The second act begins with the famous song “Seasons of love“. The beauty of the song isn’t in the beginning piano ostinato nor that beautifully sung high C. Rather, the beauty of the song lies in the poetry and humanity of the lyrics. The lyrics tap into the universal experience of trying to give meaning to a life. After we’re gone, what metric will people use to determine that we lived a good life? How will our loved ones convey the beauty of our flawed human experience through a few sentences? Will we leave an indelible imprint on this earth or will the mound of dirt under which our bodies will rest, be the only indication of our presence here?
A few weeks ago, my loved ones and I had that same dilemma. How could we accurately describe and measure an incredible woman’s life? A woman who had been a person, daughter, sister, wife, mother, friend and most importantly a faithful child of God. How could we justly pay homage to her journey on this earth while staying within a designated word limit?
The answer is we couldn’t. There is no way to describe a woman whose eyes could narrate a novel with just one glance. No words to describe the icy terror that her glare could convey when you were misbehaving. No adjectives worthy of capturing the complexity and beauty of her mind. No adverb to define how she loved and no word limit to encompass the breath of her accomplishments. Her face held too much life, light, joy and love for mortal words to do it justice. There was something immeasurably beautiful and haunting about the way she stared at you (especially while you ate). It was as if her heart swelled with so much love and pride when she looked at you that she was afraid it might be burst. Those eyes that you never wanted to see express disappointment or pain, yet reflected those very emotions during your most selfish days. Even as I try to grasp at memories and pictures, I know that these descriptors are insignificant. We couldn’t find the words then and I won’t attempt to find them now.

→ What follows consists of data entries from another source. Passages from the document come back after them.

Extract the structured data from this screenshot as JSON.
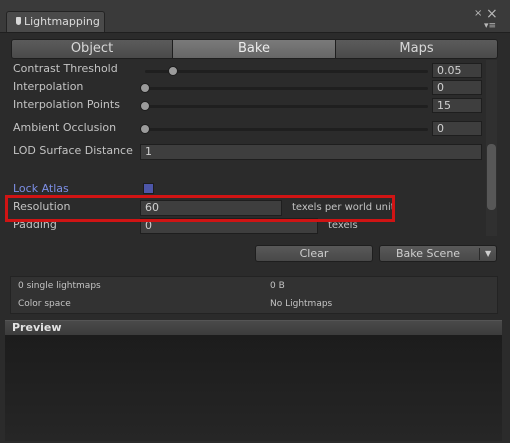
{
  "window": {
    "tab_title": "Lightmapping",
    "close_glyph": "×",
    "menu_glyph": "▾≡"
  },
  "mode_tabs": [
    "Object",
    "Bake",
    "Maps"
  ],
  "active_mode": "Bake",
  "settings": {
    "contrast_threshold": {
      "label": "Contrast Threshold",
      "value": "0.05",
      "fraction": 0.1
    },
    "interpolation": {
      "label": "Interpolation",
      "value": "0",
      "fraction": 0.0
    },
    "interpolation_points": {
      "label": "Interpolation Points",
      "value": "15",
      "fraction": 0.0
    },
    "ambient_occlusion": {
      "label": "Ambient Occlusion",
      "value": "0",
      "fraction": 0.0
    },
    "lod_surface_distance": {
      "label": "LOD Surface Distance",
      "value": "1"
    },
    "lock_atlas": {
      "label": "Lock Atlas",
      "checked": true
    },
    "resolution": {
      "label": "Resolution",
      "value": "60",
      "suffix": "texels per world unit"
    },
    "padding": {
      "label": "Padding",
      "value": "0",
      "suffix": "texels"
    }
  },
  "buttons": {
    "clear": "Clear",
    "bake_scene": "Bake Scene",
    "dropdown_glyph": "▼"
  },
  "stats": {
    "lightmaps": "0 single lightmaps",
    "size": "0 B",
    "color_space_label": "Color space",
    "color_space_value": "No Lightmaps"
  },
  "preview": {
    "title": "Preview"
  },
  "colors": {
    "highlight": "#d01414",
    "lock_atlas_label": "#7d8fe6",
    "checkbox": "#4d56a8"
  }
}
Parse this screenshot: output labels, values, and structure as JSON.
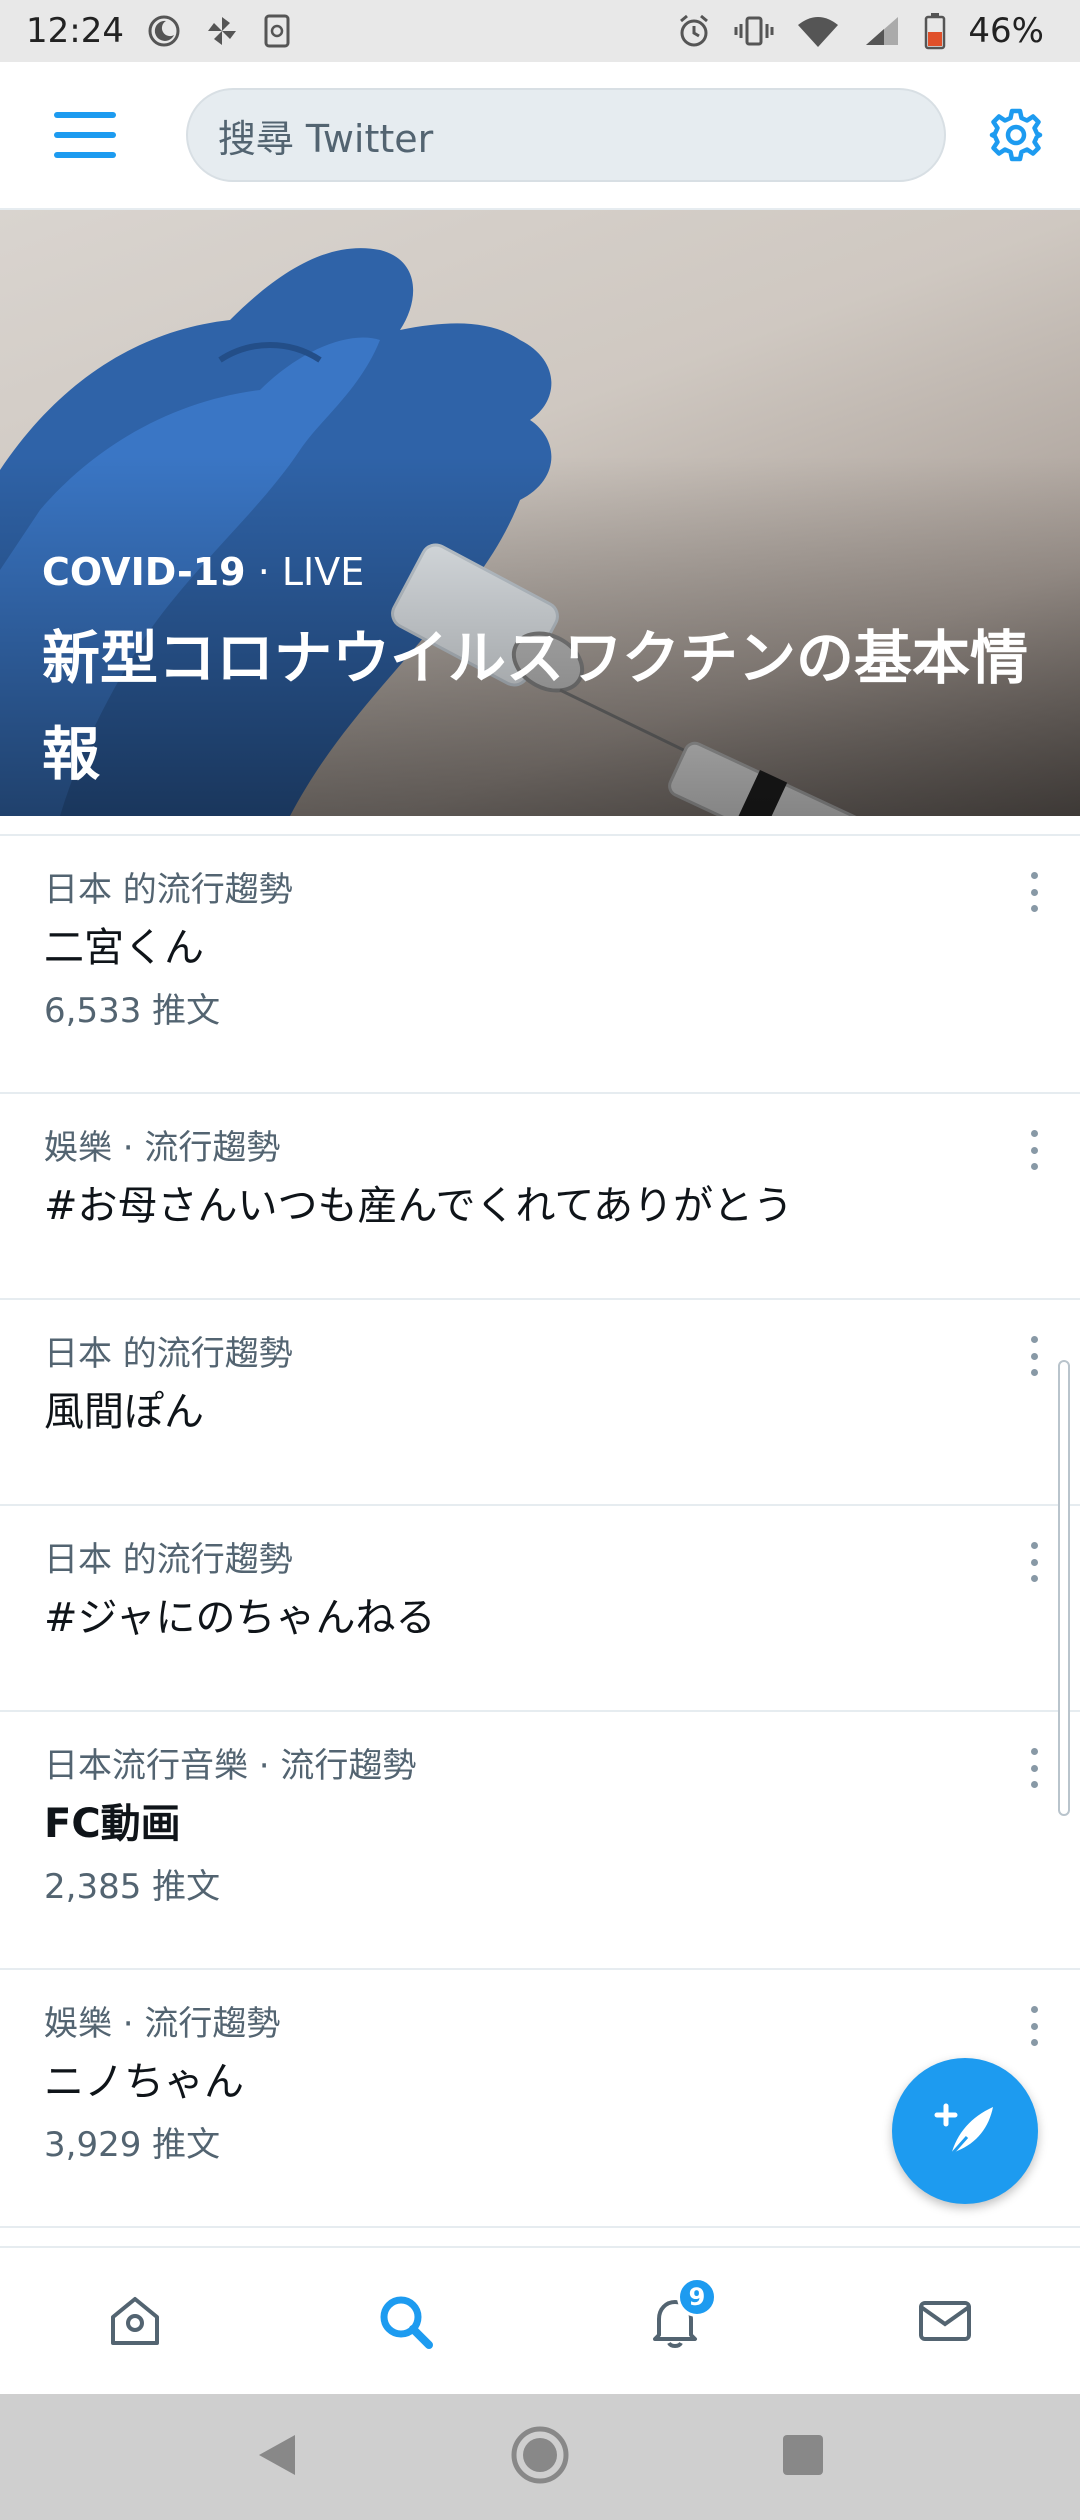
{
  "status_bar": {
    "time": "12:24",
    "battery": "46%",
    "icons": [
      "moon-icon",
      "pinwheel-icon",
      "sync-icon",
      "alarm-icon",
      "vibrate-icon",
      "wifi-icon",
      "signal-icon",
      "battery-icon"
    ]
  },
  "header": {
    "search_placeholder": "搜尋 Twitter",
    "menu_icon": "menu-icon",
    "settings_icon": "gear-icon"
  },
  "hero": {
    "topic": "COVID-19",
    "separator": " · ",
    "live": "LIVE",
    "title": "新型コロナウイルスワクチンの基本情報"
  },
  "trends": [
    {
      "meta": "日本 的流行趨勢",
      "name": "二宮くん",
      "count": "6,533 推文"
    },
    {
      "meta": "娛樂 · 流行趨勢",
      "name": "#お母さんいつも産んでくれてありがとう",
      "count": ""
    },
    {
      "meta": "日本 的流行趨勢",
      "name": "風間ぽん",
      "count": ""
    },
    {
      "meta": "日本 的流行趨勢",
      "name": "#ジャにのちゃんねる",
      "count": ""
    },
    {
      "meta": "日本流行音樂 · 流行趨勢",
      "name": "FC動画",
      "count": "2,385 推文"
    },
    {
      "meta": "娛樂 · 流行趨勢",
      "name": "ニノちゃん",
      "count": "3,929 推文"
    }
  ],
  "bottom_nav": {
    "items": [
      "home-icon",
      "search-icon",
      "bell-icon",
      "mail-icon"
    ],
    "notification_badge": "9"
  },
  "colors": {
    "accent": "#1d9bf0",
    "secondary_text": "#536471",
    "divider": "#e6ecf0"
  }
}
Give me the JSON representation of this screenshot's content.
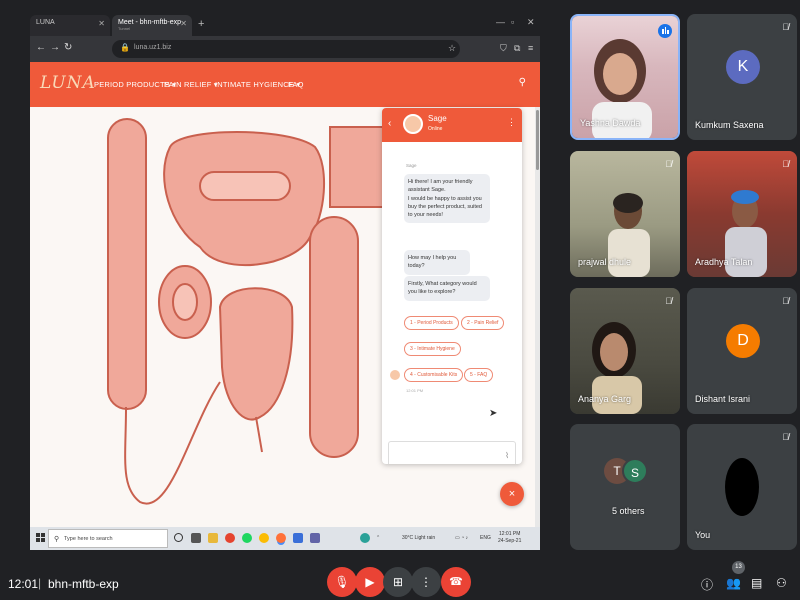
{
  "browser": {
    "tab1_title": "LUNA",
    "tab2_title": "Meet - bhn-mftb-exp",
    "tab2_sub": "Tunnel",
    "url": "luna.uz1.biz"
  },
  "site": {
    "logo": "LUNA",
    "nav": [
      "PERIOD PRODUCTS ▾",
      "PAIN RELIEF ▾",
      "INTIMATE HYGIENCE ▾",
      "FAQ"
    ]
  },
  "chat": {
    "name": "Sage",
    "status": "Online",
    "sender": "Sage",
    "messages": [
      "Hi there! I am your friendly assistant Sage.\nI would be happy to assist you buy the perfect product, suited to your needs!",
      "How may I help you today?",
      "Firstly, What category would you like to explore?"
    ],
    "options": [
      "1 - Period Products",
      "2 - Pain Relief",
      "3 - Intimate Hygiene",
      "4 - Customisable Kits",
      "5 - FAQ"
    ],
    "time": "12:01 PM",
    "close_label": "×"
  },
  "taskbar": {
    "search_placeholder": "Type here to search",
    "weather": "30°C  Light rain",
    "lang": "ENG",
    "clock_time": "12:01 PM",
    "clock_date": "24-Sep-21"
  },
  "participants": [
    {
      "name": "Yashna Dawda",
      "type": "video",
      "speaking": true
    },
    {
      "name": "Kumkum Saxena",
      "type": "avatar",
      "letter": "K",
      "color": "#5c6bc0"
    },
    {
      "name": "prajwal dhule",
      "type": "video"
    },
    {
      "name": "Aradhya Talan",
      "type": "video"
    },
    {
      "name": "Ananya Garg",
      "type": "video"
    },
    {
      "name": "Dishant Israni",
      "type": "avatar",
      "letter": "D",
      "color": "#f57c00"
    },
    {
      "name": "5 others",
      "type": "others",
      "letters": [
        "T",
        "S"
      ]
    },
    {
      "name": "You",
      "type": "self"
    }
  ],
  "meeting": {
    "time": "12:01",
    "separator": "|",
    "code": "bhn-mftb-exp",
    "participant_count": "13"
  },
  "colors": {
    "brand": "#ef5a3a",
    "meet_bg": "#202124",
    "tile_bg": "#3c4043",
    "danger": "#ea4335"
  }
}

But as the days go by and her absence becomes more and more real, I find myself remembering her hands. Hands snapping peas, peeling garlic, holding rosary beads, yielding a tool of discipline, combing hair (sometimes not so gently), turning the wheel of a car, writing a check or finding their home in her best friend’s hands. Her hands expressed thoughts that she never voiced. She would move them in a certain way, as if she was counting, whenever she was thinking. I also think of the things those hands will never do. They will no longer cajole her beloved grandson (or future grandchildren), or hold a diploma as she beams with pride, or cook up a giant pot of rice. Those hands that I imagined guiding me through life as I enter adulthood are now resting peacefully.
And on the days when the sadness brought on by the absence of her hands becomes so great that it takes my breath away, I let the memory of her laugh and warmth console me. I replay one of her many hilarious sayings (she was funny, even when she wasn’t trying to be) in my head, or voice mail and I hold on to the faith that she nurtured by example.
Tatie/Manmy/Manman/Doune/Emeline/Yves etc…, we miss you terribly.
How do you measure the life of a woman? You don’t!
Because this woman’s life was immeasurably full and grand! At least to us who knew her best!